In The Science of Screwing Up, Wired Magazine discusses Kevin Dunbar: “a researcher who studies how scientists study things — how they fail and succeed”.
When Dunbar reviewed the transcripts of [a meeting involving people from numerous disciplines], he found that the intellectual mix generated a distinct type of interaction in which the scientists were forced to rely on metaphors and analogies to express themselves. (That’s because, unlike [his comparison group of specialists,] the E. coli group, the second lab lacked a specialized language that everyone could understand.) These abstractions proved essential for problem-solving, as they encouraged the scientists to reconsider their assumptions. Having to explain the problem to someone else forced them to think, if only for a moment, like an intellectual on the margins, filled with self-skepticism.
Interestingly, the Domain Driven Design book makes a similar plea:
When domain experts use this LANGUAGE in discussions with developers or among themselves, they quickly discover areas where the model is inadequate for their needs or seems wrong to them. The domain experts (with the help of the developers) will also find areas where the precision of the model-based language exposes contradictions or vagueness in their thinking.
However, I find the essence of the two discussions to be slightly different:
- The Domain Driven Design book encourages developers and architects to move towards one language, that can be shared between the stakeholders.
- Dunbar found that the process of “working around” the differences in the languages and concepts produced the real results, of finding a common understanding.
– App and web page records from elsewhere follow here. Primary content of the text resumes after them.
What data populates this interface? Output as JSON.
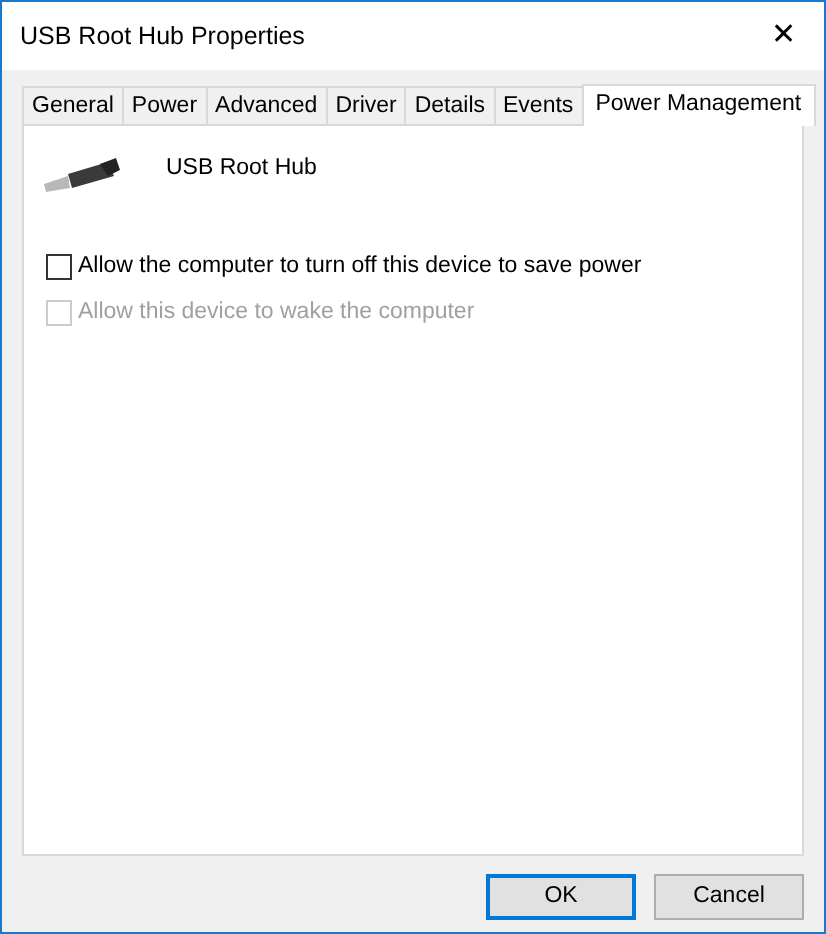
{
  "window": {
    "title": "USB Root Hub Properties",
    "close": "✕"
  },
  "tabs": [
    {
      "label": "General",
      "selected": false
    },
    {
      "label": "Power",
      "selected": false
    },
    {
      "label": "Advanced",
      "selected": false
    },
    {
      "label": "Driver",
      "selected": false
    },
    {
      "label": "Details",
      "selected": false
    },
    {
      "label": "Events",
      "selected": false
    },
    {
      "label": "Power Management",
      "selected": true
    }
  ],
  "device": {
    "name": "USB Root Hub"
  },
  "options": [
    {
      "label": "Allow the computer to turn off this device to save power",
      "checked": false,
      "disabled": false
    },
    {
      "label": "Allow this device to wake the computer",
      "checked": false,
      "disabled": true
    }
  ],
  "buttons": [
    {
      "label": "OK",
      "default": true
    },
    {
      "label": "Cancel",
      "default": false
    }
  ]
}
I think the correct solution lies somewhere between these two extremes.